The research protocol specifies that X-rays are conducted according to standard of care at site and the data from the X-ray is collected for the purposes of the research, but the protocol does not specify any conditions on the data.


ARSAC PRA


No. The research does not involve the administration of radioactive substances.


Additional comment


N/A



Back to the list of examples



16. Comparing standard of care X-ray to an MRI


Example


The inclusion criteria references participants having an X-ray as part of standard care; an MRI is performed at the same time as the X-ray and both procedures (MRI and X-ray) are being compared as part of the research.


Research Exposure


Yes.


Rationale


The X-ray is part of the inclusion criteria and is conducted after consent is gained. The X-ray, or data from the X-ray, is required for the research in order to compare the two scans.

The research protocol specifies the details of the X-ray, such as frequency, administration, method, processing or clinical evaluation of the exposure and specifications of machinery to be used
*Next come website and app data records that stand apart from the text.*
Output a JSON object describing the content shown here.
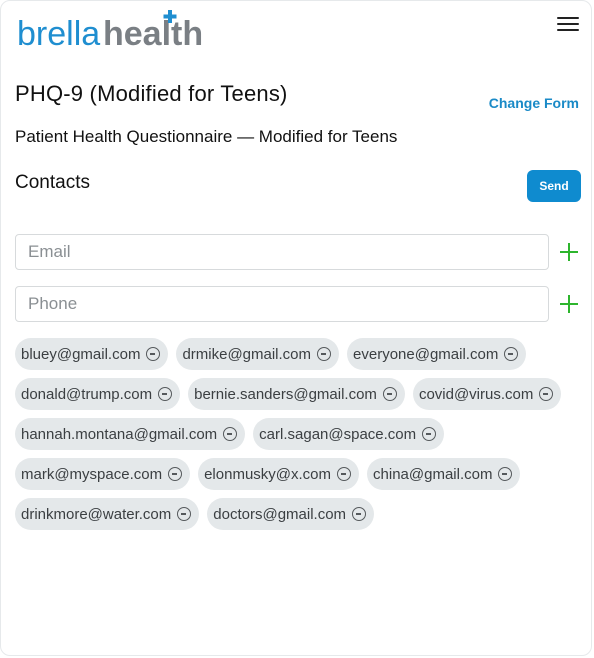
{
  "brand": {
    "name_part1": "brella",
    "name_part2": "health",
    "logo_color_light": "#1f8ed0",
    "logo_color_dark": "#7a7f84",
    "accent": "#1a8ac7"
  },
  "header": {
    "menu_icon": "hamburger-icon"
  },
  "form": {
    "title": "PHQ-9 (Modified for Teens)",
    "subtitle": "Patient Health Questionnaire — Modified for Teens",
    "change_label": "Change Form"
  },
  "contacts": {
    "heading": "Contacts",
    "send_label": "Send",
    "email_placeholder": "Email",
    "phone_placeholder": "Phone",
    "add_icon": "plus-icon",
    "remove_icon": "minus-circle-icon",
    "items": [
      "bluey@gmail.com",
      "drmike@gmail.com",
      "everyone@gmail.com",
      "donald@trump.com",
      "bernie.sanders@gmail.com",
      "covid@virus.com",
      "hannah.montana@gmail.com",
      "carl.sagan@space.com",
      "mark@myspace.com",
      "elonmusky@x.com",
      "china@gmail.com",
      "drinkmore@water.com",
      "doctors@gmail.com"
    ]
  }
}
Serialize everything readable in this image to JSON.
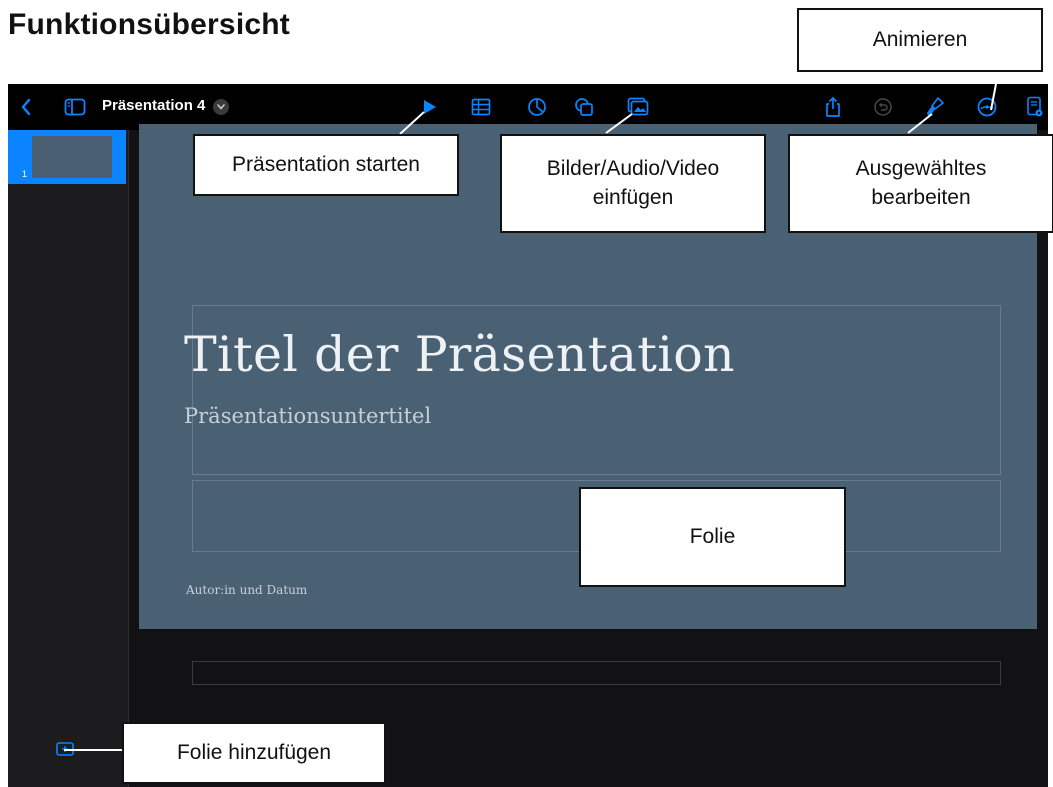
{
  "heading": "Funktionsübersicht",
  "toolbar": {
    "document_title": "Präsentation 4",
    "accent_color": "#0a84ff",
    "icons": [
      "back-chevron",
      "sidebar-toggle",
      "play",
      "table",
      "chart",
      "shape",
      "media",
      "share",
      "undo",
      "format-brush",
      "animate",
      "document-settings"
    ]
  },
  "navigator": {
    "slides": [
      {
        "number": "1",
        "selected": true
      }
    ]
  },
  "slide": {
    "title": "Titel der Präsentation",
    "subtitle": "Präsentationsuntertitel",
    "author": "Autor:in und Datum",
    "background_color": "#4a6073"
  },
  "callouts": {
    "animate": "Animieren",
    "play": "Präsentation starten",
    "media": "Bilder/Audio/Video\neinfügen",
    "format": "Ausgewähltes\nbearbeiten",
    "slide": "Folie",
    "add_slide": "Folie hinzufügen"
  }
}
ARSAC PRA


No. This research does not involve the administration of radioactive substances.


Additional comment


The exposure may be conducted at any point in the study.



Back to the list of examples



17. Use of standard of care PET-CT scan to determine whether participants should remain in the trial or be removed


Example


Part way through the research, participants have a PET-CT scan related to the trial, if clinically indicated, to check for the presence of metastases. Participants will be removed from the study if metastases are discovered.


Research Exposure


Yes.


Rationale


The PET-CT scan is integral to the research and will be authorised in the context of participation in the research rather than as part of normal clinical care. This position is not altered if the same procedure would be received outside the study by a patient opting not to take part.

The research protocol specifies the frequency, administration, method, the processing or clinical evaluation of the exposure, including specifications of machinery to be used.


ARSAC PRA


Yes – PET is a nuclear medicine procedure requiring the administration of radioactive substances.


Additional comment


Alternatively, if participants required a PET-CT scan under local standard of care in response to symptoms unrelated to the trial, which could lead to their removal from the trial, the PET-CT scan would not be a research exposure because it was authorised as part of normal clinical care, not the research itself.



Back to the list of examples



18. CT scan performed prior to the research required as part of screening procedure or inclusion criteria to confirm size of tumour


Example


The inclusion criteria states that participants have been diagnosed with a tumour, confirmed by a CT scan.


Research Exposure


No.


Rationale


Whilst part of the screening procedures and referenced in the inclusion criteria, the CT scan occurs prior to consent.


ARSAC PRA


No.


Additional comment


Each participant’s medical records will be checked for the CT scan and diagnosis by the care team prior to the participant giving consent to take part in the study.



Back to the list of examples

Back to the top






Page last updated: 23 November 2018




 
IRAS Integrated Research Application System, version 5.13, 22/07/2019, IRAS Dataset version 3.5.
The Health Research Authority (HRA) acknowledges the Integrated Research Application System (IRAS) partners in developing IRAS content. © Health Research Authority 2019.
Copyright and other intellectual property rights in the content of the Integrated Research Application System (IRAS) belong to the HRA and all rights are reserved. Terms & Conditions, Privacy Policy.